- What you should do -
Your answer must be every line of the data below that holds the string "Description", copied exactly.

Supplied material below:

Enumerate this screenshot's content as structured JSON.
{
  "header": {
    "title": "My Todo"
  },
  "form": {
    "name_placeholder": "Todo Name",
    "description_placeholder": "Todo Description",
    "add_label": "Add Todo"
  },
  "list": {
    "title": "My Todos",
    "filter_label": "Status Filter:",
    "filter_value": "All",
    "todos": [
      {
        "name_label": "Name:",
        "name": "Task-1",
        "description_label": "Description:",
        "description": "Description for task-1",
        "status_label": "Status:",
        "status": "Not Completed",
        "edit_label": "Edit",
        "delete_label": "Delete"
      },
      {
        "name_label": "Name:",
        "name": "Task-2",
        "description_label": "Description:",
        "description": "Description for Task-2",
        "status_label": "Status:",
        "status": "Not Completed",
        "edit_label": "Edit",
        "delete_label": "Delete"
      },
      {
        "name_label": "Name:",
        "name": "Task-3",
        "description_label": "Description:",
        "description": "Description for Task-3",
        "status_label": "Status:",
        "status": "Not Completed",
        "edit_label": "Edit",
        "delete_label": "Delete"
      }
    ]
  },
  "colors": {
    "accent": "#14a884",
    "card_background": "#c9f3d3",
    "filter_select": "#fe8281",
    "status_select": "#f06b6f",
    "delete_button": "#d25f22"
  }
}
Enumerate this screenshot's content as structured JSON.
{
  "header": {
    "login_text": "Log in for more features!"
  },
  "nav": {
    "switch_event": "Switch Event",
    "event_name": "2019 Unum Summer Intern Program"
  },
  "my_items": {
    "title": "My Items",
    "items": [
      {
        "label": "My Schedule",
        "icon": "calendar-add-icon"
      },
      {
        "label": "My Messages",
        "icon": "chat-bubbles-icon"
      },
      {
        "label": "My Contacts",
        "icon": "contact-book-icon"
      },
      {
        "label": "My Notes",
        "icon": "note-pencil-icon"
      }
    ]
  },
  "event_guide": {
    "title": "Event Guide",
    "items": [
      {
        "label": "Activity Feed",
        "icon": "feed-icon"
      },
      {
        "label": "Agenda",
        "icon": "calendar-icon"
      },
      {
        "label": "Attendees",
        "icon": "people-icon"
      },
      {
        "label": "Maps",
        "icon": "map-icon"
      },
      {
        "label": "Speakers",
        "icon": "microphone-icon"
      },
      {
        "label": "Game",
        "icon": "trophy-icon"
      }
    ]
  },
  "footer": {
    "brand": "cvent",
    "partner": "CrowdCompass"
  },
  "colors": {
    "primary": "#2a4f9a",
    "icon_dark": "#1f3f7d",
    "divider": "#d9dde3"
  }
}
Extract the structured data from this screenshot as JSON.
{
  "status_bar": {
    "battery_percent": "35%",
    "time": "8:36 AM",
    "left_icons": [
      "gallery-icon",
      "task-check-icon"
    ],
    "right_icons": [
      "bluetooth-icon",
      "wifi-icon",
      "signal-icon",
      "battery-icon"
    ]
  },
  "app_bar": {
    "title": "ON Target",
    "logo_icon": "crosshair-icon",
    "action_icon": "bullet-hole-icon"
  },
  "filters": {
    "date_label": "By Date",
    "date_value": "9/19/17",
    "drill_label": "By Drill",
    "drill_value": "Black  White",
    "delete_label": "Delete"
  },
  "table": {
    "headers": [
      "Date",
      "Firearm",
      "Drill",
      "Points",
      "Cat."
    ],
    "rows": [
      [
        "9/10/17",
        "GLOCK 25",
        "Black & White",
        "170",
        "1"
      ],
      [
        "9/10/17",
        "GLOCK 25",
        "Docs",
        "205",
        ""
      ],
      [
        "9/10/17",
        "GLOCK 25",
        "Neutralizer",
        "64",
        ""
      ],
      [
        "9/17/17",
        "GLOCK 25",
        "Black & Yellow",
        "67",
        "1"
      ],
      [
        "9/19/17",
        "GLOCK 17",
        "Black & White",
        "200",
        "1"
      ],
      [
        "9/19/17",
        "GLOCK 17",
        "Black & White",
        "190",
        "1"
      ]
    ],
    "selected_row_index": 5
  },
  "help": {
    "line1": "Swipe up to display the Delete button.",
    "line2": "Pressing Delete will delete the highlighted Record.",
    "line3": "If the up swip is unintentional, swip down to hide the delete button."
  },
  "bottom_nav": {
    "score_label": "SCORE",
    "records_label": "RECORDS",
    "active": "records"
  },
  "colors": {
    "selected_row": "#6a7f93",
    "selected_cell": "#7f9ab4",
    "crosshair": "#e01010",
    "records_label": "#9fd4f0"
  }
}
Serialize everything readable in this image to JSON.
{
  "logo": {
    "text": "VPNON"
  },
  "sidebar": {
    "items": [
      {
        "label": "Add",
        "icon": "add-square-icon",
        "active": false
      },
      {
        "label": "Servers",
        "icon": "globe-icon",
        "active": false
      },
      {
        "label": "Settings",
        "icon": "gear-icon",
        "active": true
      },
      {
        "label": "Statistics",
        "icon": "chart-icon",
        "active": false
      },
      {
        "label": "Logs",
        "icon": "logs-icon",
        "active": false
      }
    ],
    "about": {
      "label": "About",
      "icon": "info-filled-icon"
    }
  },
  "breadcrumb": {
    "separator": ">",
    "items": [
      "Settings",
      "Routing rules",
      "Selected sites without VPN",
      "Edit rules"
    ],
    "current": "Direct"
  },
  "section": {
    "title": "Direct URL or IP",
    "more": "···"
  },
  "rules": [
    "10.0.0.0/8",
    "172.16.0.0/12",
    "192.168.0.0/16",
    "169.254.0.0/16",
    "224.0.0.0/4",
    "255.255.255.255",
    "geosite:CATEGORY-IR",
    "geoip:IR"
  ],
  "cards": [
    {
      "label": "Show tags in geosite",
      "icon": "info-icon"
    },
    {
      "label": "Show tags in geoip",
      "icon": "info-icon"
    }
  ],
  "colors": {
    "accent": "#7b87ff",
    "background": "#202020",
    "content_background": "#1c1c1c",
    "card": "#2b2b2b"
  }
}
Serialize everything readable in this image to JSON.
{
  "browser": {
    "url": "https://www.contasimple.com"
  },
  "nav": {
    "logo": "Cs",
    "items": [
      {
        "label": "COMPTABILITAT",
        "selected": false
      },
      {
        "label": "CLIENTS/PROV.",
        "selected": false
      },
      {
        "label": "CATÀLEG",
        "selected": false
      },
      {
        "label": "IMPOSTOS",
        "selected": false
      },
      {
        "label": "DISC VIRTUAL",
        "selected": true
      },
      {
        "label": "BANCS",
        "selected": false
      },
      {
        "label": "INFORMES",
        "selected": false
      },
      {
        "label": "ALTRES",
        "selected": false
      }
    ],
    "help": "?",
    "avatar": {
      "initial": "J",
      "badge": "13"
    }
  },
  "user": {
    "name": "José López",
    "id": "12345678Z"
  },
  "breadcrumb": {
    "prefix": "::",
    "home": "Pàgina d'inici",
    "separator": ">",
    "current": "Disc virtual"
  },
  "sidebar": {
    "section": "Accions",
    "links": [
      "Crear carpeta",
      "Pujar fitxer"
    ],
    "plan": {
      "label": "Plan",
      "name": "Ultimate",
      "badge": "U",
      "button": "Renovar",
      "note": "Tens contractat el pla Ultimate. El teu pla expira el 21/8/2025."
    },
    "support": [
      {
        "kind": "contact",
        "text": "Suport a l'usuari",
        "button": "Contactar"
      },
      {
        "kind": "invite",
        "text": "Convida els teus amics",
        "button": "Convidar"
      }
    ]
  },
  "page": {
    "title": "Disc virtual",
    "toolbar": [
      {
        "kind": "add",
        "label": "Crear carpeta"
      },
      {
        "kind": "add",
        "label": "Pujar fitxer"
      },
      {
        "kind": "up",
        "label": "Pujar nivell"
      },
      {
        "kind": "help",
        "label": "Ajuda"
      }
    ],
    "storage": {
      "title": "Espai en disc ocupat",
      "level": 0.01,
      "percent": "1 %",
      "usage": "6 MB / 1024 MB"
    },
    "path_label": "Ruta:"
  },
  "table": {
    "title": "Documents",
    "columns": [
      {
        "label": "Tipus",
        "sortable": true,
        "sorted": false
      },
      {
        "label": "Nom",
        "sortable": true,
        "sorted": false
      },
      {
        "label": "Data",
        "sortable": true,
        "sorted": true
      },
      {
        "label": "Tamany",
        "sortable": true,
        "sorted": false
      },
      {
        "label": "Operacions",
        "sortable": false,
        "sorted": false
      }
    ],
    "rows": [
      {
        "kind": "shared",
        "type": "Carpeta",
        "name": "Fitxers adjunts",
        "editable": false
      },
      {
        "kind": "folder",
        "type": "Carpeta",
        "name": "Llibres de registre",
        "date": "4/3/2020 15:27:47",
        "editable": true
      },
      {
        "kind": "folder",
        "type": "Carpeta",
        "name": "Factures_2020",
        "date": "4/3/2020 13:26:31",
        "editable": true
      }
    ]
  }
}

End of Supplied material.

- Response to the exercise -
    "description_placeholder": "Todo Description",
        "description_label": "Description:",
        "description": "Description for task-1",
        "description_label": "Description:",
        "description": "Description for Task-2",
        "description_label": "Description:",
        "description": "Description for Task-3",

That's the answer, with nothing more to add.